“That’s pretty sad to me, honestly, because I know kids who probably could have made it just didn’t finish their applications for whatever reason,” said Smith. The application was due to counselors by December 1.

Junior Sarah Weber experienced this crossroad, as she began her application, but never finished it out. “I’m in three AP classes and have a job and I just didn’t think I would be able to finish everything on time,” said Weber.

In addition, Smith was surprised by the small number of total applicants because of the large number of people who came to the GSP meeting in September, with around 40 people total attending.

Many blame the lack of applicants on the lack of scholarship money being offered for students in return for GSP. “A lot of individual schools have changed the way they award scholarships,” said Larry Steinmetz.

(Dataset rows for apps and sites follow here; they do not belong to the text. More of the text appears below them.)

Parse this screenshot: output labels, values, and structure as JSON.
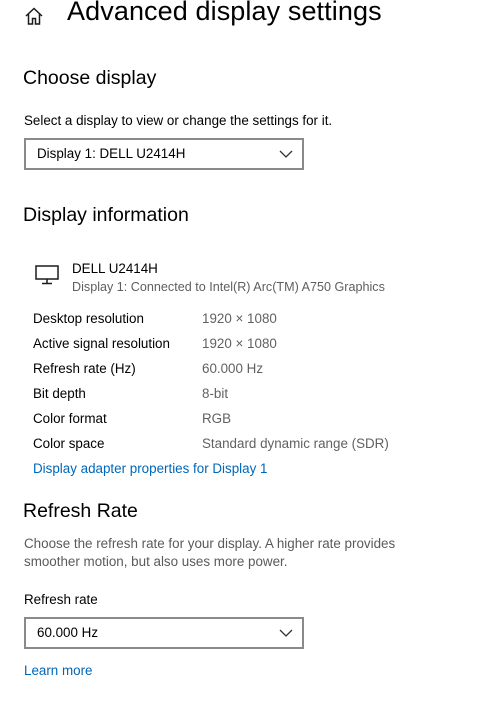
{
  "header": {
    "title": "Advanced display settings",
    "home_icon": "home-icon"
  },
  "choose_display": {
    "heading": "Choose display",
    "description": "Select a display to view or change the settings for it.",
    "selected_display": "Display 1: DELL U2414H"
  },
  "display_information": {
    "heading": "Display information",
    "monitor_icon": "monitor-icon",
    "display_name": "DELL U2414H",
    "connection": "Display 1: Connected to Intel(R) Arc(TM) A750 Graphics",
    "rows": [
      {
        "label": "Desktop resolution",
        "value": "1920 × 1080"
      },
      {
        "label": "Active signal resolution",
        "value": "1920 × 1080"
      },
      {
        "label": "Refresh rate (Hz)",
        "value": "60.000 Hz"
      },
      {
        "label": "Bit depth",
        "value": "8-bit"
      },
      {
        "label": "Color format",
        "value": "RGB"
      },
      {
        "label": "Color space",
        "value": "Standard dynamic range (SDR)"
      }
    ],
    "adapter_link": "Display adapter properties for Display 1",
    "link_color": "#0067b8"
  },
  "refresh_rate": {
    "heading": "Refresh Rate",
    "description": "Choose the refresh rate for your display. A higher rate provides smoother motion, but also uses more power.",
    "field_label": "Refresh rate",
    "selected_rate": "60.000 Hz",
    "learn_more": "Learn more"
  }
}
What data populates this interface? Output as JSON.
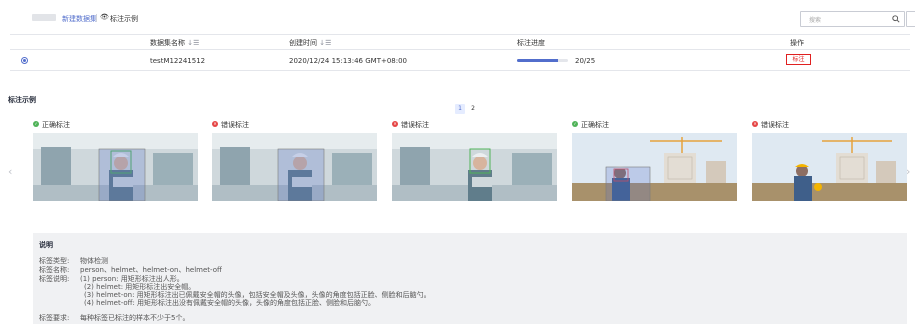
{
  "toolbar": {
    "new_dataset_label": "新建数据集",
    "example_label": "标注示例",
    "search_placeholder": "搜索"
  },
  "table": {
    "headers": [
      "数据集名称",
      "创建时间",
      "标注进度",
      "操作"
    ],
    "row": {
      "name": "testM12241512",
      "created": "2020/12/24 15:13:46 GMT+08:00",
      "progress_text": "20/25",
      "progress_fraction": 0.8,
      "action_label": "标注"
    }
  },
  "examples": {
    "section_title": "标注示例",
    "pages": [
      "1",
      "2"
    ],
    "current_page": "1",
    "cards": [
      {
        "status": "ok",
        "label": "正确标注",
        "scene": "lab"
      },
      {
        "status": "bad",
        "label": "错误标注",
        "scene": "lab"
      },
      {
        "status": "bad",
        "label": "错误标注",
        "scene": "lab"
      },
      {
        "status": "ok",
        "label": "正确标注",
        "scene": "site"
      },
      {
        "status": "bad",
        "label": "错误标注",
        "scene": "site"
      }
    ]
  },
  "description": {
    "title": "说明",
    "rows": [
      {
        "label": "标签类型:",
        "lines": [
          "物体检测"
        ]
      },
      {
        "label": "标签名称:",
        "lines": [
          "person、helmet、helmet-on、helmet-off"
        ]
      },
      {
        "label": "标签说明:",
        "lines": [
          "(1) person: 用矩形标注出人形。",
          "(2) helmet: 用矩形标注出安全帽。",
          "(3) helmet-on: 用矩形标注出已佩戴安全帽的头像，包括安全帽及头像，头像的角度包括正脸、侧脸和后脑勺。",
          "(4) helmet-off: 用矩形标注出没有佩戴安全帽的头像，头像的角度包括正脸、侧脸和后脑勺。"
        ]
      },
      {
        "label": "标签要求:",
        "lines": [
          "每种标签已标注的样本不少于5个。"
        ]
      }
    ]
  },
  "colors": {
    "accent": "#526ecc",
    "ok": "#50b359",
    "bad": "#e54545",
    "action_border": "#e02020"
  }
}
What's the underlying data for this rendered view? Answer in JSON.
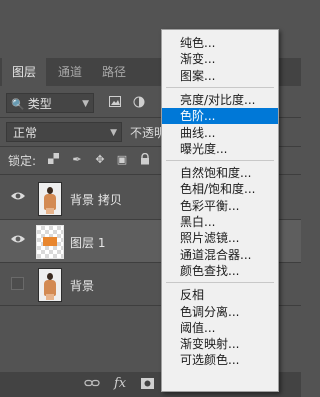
{
  "panel": {
    "tabs": [
      {
        "label": "图层",
        "active": true
      },
      {
        "label": "通道",
        "active": false
      },
      {
        "label": "路径",
        "active": false
      }
    ],
    "filter": {
      "label": "类型"
    },
    "blend_mode": {
      "value": "正常"
    },
    "opacity_label": "不透明",
    "lock_label": "锁定:",
    "layers": [
      {
        "name": "背景 拷贝",
        "visible": true
      },
      {
        "name": "图层 1",
        "visible": true,
        "selected": true
      },
      {
        "name": "背景",
        "visible": false
      }
    ],
    "bottom_icons": [
      "link-icon",
      "fx-icon",
      "mask-icon"
    ],
    "fx_label": "fx"
  },
  "menu": {
    "groups": [
      [
        "纯色...",
        "渐变...",
        "图案..."
      ],
      [
        "亮度/对比度...",
        "色阶...",
        "曲线...",
        "曝光度..."
      ],
      [
        "自然饱和度...",
        "色相/饱和度...",
        "色彩平衡...",
        "黑白...",
        "照片滤镜...",
        "通道混合器...",
        "颜色查找..."
      ],
      [
        "反相",
        "色调分离...",
        "阈值...",
        "渐变映射...",
        "可选颜色..."
      ]
    ],
    "highlighted": "色阶..."
  },
  "colors": {
    "panel_bg": "#535353",
    "menu_bg": "#f0f0f0",
    "highlight": "#0078d7",
    "accent_orange": "#e8862e"
  }
}
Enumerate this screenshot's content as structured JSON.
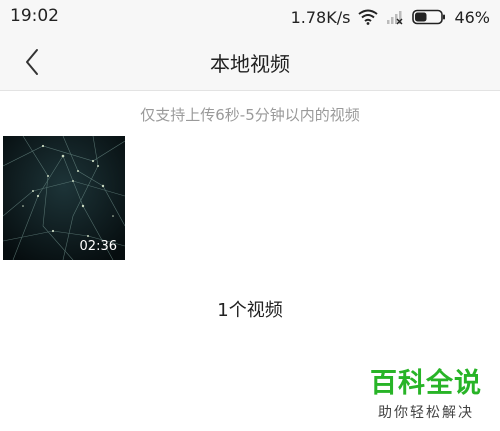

In 2015, Western Kentucky University took their scholarship fund from full in-state tuition to only offering 1,500 dollars for alumni. The University of Kentucky also tightened their rules for receiving scholarships: students must have a 31 on their ACT and a GPA of 3.5 and above, going up from the previous 28 and 3.3. The University of Louisville still offers a full ride for GSP students.  “[The scholarship I have], I realize more and more every day, is a huge blessing in my life,” said Smith.

Barr sees these changes as both a negative and positive thing. “I think that it forces students to be more open about college choices; it keeps an open mind,” said Barr. However, she does believe schools shouldn’t be so quick to turn out students just for a couple points on a standardized test score.

GSP applicant Lindsey Spencer feels the same. “I think that it’s not really fair, honestly, because applying for GSP is a very long and complicated process that takes a lot of effort,” said Spencer. Spencer also noted that a lot of students, like herself, are completely relying on the scholarship money offered from programs such as GSP to help them through college.

Governor’s Scholars Program winners will be notified through mail on April 11. The program will take place in varying weeks of July 2018.